[Data records for software interfaces]
++++++
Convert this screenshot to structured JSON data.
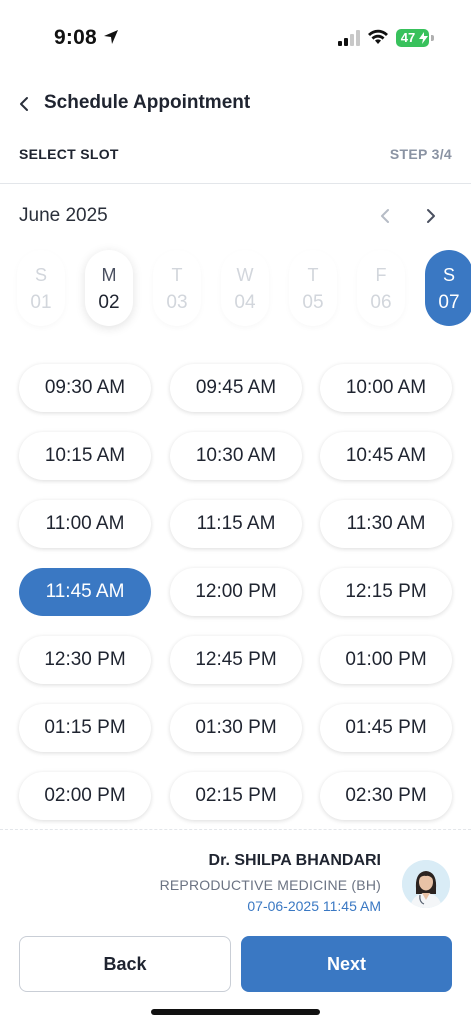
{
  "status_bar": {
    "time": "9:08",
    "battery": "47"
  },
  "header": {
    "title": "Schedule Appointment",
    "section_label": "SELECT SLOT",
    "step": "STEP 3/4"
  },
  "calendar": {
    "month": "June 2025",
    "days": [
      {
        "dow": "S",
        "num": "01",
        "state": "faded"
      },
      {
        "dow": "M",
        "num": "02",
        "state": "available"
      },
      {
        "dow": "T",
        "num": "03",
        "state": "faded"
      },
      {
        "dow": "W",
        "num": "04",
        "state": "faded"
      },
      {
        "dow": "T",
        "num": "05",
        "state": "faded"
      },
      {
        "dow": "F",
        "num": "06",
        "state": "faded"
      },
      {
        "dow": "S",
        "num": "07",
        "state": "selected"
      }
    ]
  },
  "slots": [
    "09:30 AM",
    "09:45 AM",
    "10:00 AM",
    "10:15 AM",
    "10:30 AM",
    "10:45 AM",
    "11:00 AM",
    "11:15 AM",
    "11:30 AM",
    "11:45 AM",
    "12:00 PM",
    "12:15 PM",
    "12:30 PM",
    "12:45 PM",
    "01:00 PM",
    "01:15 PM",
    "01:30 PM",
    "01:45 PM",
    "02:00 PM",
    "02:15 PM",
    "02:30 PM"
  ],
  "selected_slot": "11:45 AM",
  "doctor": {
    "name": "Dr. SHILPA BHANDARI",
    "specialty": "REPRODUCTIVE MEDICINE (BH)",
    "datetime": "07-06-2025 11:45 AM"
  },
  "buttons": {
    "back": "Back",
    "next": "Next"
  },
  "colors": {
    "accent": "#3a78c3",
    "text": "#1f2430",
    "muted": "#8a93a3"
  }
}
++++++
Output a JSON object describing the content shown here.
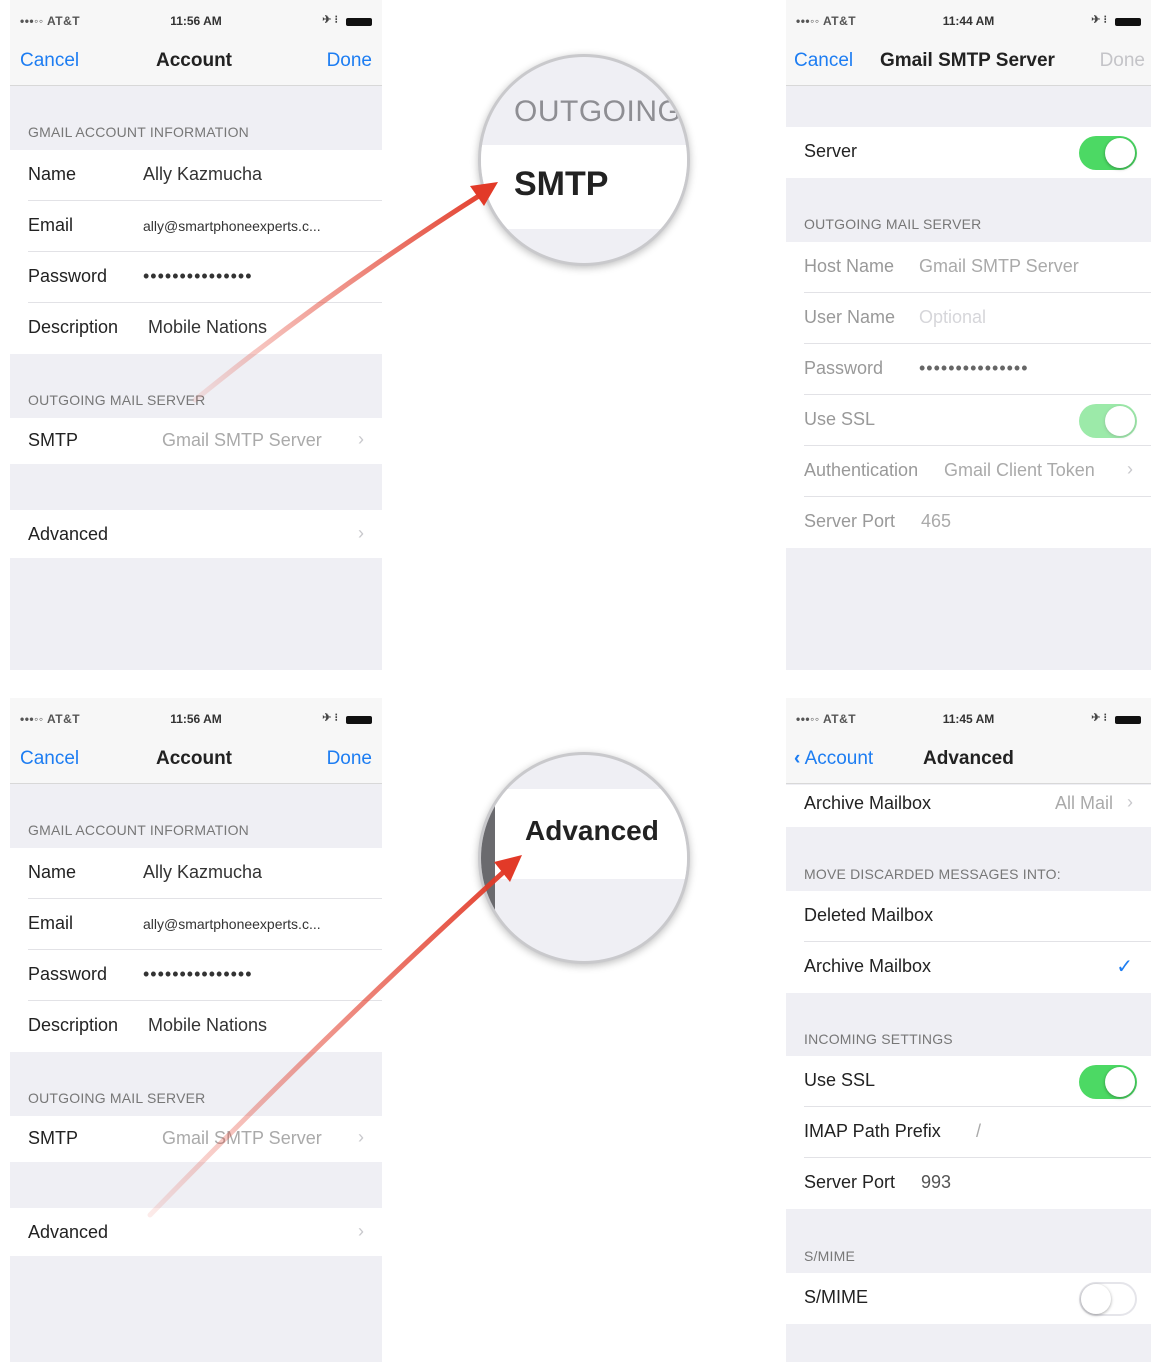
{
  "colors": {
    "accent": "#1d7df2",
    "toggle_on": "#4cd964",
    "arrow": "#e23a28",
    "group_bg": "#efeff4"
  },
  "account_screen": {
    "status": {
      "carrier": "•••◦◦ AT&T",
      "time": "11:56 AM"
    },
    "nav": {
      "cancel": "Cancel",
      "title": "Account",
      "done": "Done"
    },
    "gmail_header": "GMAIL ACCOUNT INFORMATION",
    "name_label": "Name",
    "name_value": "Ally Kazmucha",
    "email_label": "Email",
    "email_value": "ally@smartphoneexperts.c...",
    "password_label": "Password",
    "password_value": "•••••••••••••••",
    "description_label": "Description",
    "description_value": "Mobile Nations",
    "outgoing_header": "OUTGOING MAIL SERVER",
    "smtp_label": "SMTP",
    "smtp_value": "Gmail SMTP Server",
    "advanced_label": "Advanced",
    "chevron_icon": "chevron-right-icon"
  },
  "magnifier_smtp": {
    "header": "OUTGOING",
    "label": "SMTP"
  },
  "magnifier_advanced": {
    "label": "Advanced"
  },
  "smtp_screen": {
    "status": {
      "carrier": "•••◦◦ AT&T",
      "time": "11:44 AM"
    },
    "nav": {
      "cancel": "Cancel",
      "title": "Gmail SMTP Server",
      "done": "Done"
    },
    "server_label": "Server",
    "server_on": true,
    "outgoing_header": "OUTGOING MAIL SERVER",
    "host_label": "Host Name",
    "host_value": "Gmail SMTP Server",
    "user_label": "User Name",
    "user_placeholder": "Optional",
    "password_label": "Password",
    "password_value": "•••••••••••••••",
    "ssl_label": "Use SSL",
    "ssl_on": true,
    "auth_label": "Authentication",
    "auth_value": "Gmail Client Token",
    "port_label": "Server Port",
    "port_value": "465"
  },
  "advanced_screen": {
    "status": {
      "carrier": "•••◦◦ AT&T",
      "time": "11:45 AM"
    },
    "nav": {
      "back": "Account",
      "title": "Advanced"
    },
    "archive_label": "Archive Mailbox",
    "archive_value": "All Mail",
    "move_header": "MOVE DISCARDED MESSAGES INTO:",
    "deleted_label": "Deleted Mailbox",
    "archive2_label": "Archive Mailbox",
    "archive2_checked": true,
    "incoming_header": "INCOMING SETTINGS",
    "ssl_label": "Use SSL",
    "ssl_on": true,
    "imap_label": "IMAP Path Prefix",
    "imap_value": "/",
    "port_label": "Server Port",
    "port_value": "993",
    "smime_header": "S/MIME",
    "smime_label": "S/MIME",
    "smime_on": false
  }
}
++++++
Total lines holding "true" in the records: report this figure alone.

Output of the exercise: 4